This is the third article for Binary Search Trees, to read more about the previous article, please check the topic Binary Search Tree Basics – a detailed discussion. To get updates on the coming articles in the series, please use the Subscribe feature on the right panel.
Purpose of article
This article explains few more aspects of binary search tree (BST). In the last article we learnt to construct a BST and then we revisited our technique to construct a better BST with the same. So this means that there can be more than one BST possible with a given set of elements. This article addresses the question How many Binary Search Trees are possible for a given set of N elements? Please note that the question says Set and not List, that means we are only addressing the concern when the elements given are unique. HEnce, we will count binary search trees created from N unique elements.
Approaching the problem
I mostly like to solve such problems starting from the known facts, there is no point creating all possible BSTs with the N given elements and then answer. Let us understand it in a bottom up approach. What does the bottom up approach suggests?
Question 1: Do we know the answer for N = 0?
Question 2: Do we know the answer for N = 1?
Question 3: Do we know the answer for N = 2?
Question 4: Is there any relation of pattern?
Question 5: Is there a solution for N = i which can contribute to the solution of N = k where i < k ?

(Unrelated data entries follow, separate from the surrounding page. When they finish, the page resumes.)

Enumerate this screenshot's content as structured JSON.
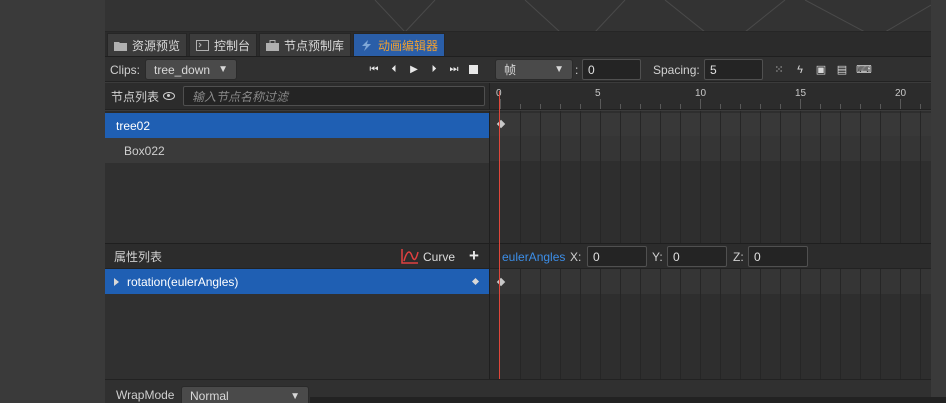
{
  "tabs": [
    {
      "label": "资源预览",
      "icon": "folder-icon"
    },
    {
      "label": "控制台",
      "icon": "console-icon"
    },
    {
      "label": "节点预制库",
      "icon": "briefcase-icon"
    },
    {
      "label": "动画编辑器",
      "icon": "lightning-icon",
      "active": true
    }
  ],
  "toolbar": {
    "clips_label": "Clips:",
    "clip_value": "tree_down",
    "unit_value": "帧",
    "colon": ":",
    "frame_value": "0",
    "spacing_label": "Spacing:",
    "spacing_value": "5"
  },
  "node_list": {
    "title": "节点列表",
    "filter_placeholder": "输入节点名称过滤",
    "items": [
      {
        "label": "tree02",
        "selected": true
      },
      {
        "label": "Box022",
        "selected": false
      }
    ]
  },
  "ruler": {
    "labels": [
      "0",
      "5",
      "10",
      "15",
      "20"
    ]
  },
  "properties": {
    "title": "属性列表",
    "curve_label": "Curve",
    "add_label": "+",
    "items": [
      {
        "label": "rotation(eulerAngles)"
      }
    ]
  },
  "euler": {
    "name": "eulerAngles",
    "x_label": "X:",
    "x_value": "0",
    "y_label": "Y:",
    "y_value": "0",
    "z_label": "Z:",
    "z_value": "0"
  },
  "footer": {
    "wrap_label": "WrapMode",
    "wrap_value": "Normal"
  },
  "colors": {
    "selected": "#1f5fb3",
    "active_tab_text": "#f0a030",
    "playhead": "#e0473a",
    "link": "#3c8ee8"
  }
}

If these questions are answered in a positive manner then we can say that this is a programming problem which can be solved either by recursion or Dynamic Programming. Because this problem is satisfying the two hall marks of dynamic programming and you can find them in the article where I discussed dynamic programming in much detail.
So let us take a set of numbers, fairly randomly distributed so that we get a beautiful BST. We will answer all the questions listed above:
Answer 1: When N = 0 then there is no tree or I can say an empty tree, hence total number of possible BSTs is 1
Answer 2: When N = 1 then there is only one tree, and that is the root as below, so the number of trees = 1
Answer 3: When N = 2 then there are two trees possible:
a) With 6 as root and
b) With 10 as root
So the number of trees = 2
Answer 4: When N = 3 then we will have following options:
a) With 6 as root
b) With 10 as root and
c) With 13 as root.
Then we see that when 6 is the root then 10 and 13 lie on the right side of the root. That means there are as many possibilities as we had with N = 2 same as the Answer 3.
Similarly when 10 is the root, 6 lies in the left and 13 on the right of the root. So, we have those many possibilities on each side as many we had when N = 1 same as the Answer 2. BUt we must also realize that for each possibility of left we can have all the possibility in the right or vice versa. In simple words the number of trees formed from the elements in the right is independent of the number of trees formed from the elements in the right. So the total number of trees will be a product of the total left trees and total right trees.
To explain it more, for each tree of the left we can have all possible trees in the right.
Similarly when 13 is the root, 6 and 10 lie on the left side of the root, Than means there are as many possibilities as we had with N = 2 same as Answer 3.
Hence total number of trees possible is 2 + 1 * 1 + 2 = 5. So there is a pattern.
Answer 5: We also saw in answer 4 that the solutions of the smaller problems (for lower values of N) can add up in solving the bigger problem (with higher values of N).
Now assume we are given N = 8, so how do we solve the problem , it will be same as the one we solved in Answer 4.
We will consider each element as the root once and so we will come up with 8 cases, then we find the number of trees possible in each case and add up total number of trees from each case. That would be the answer.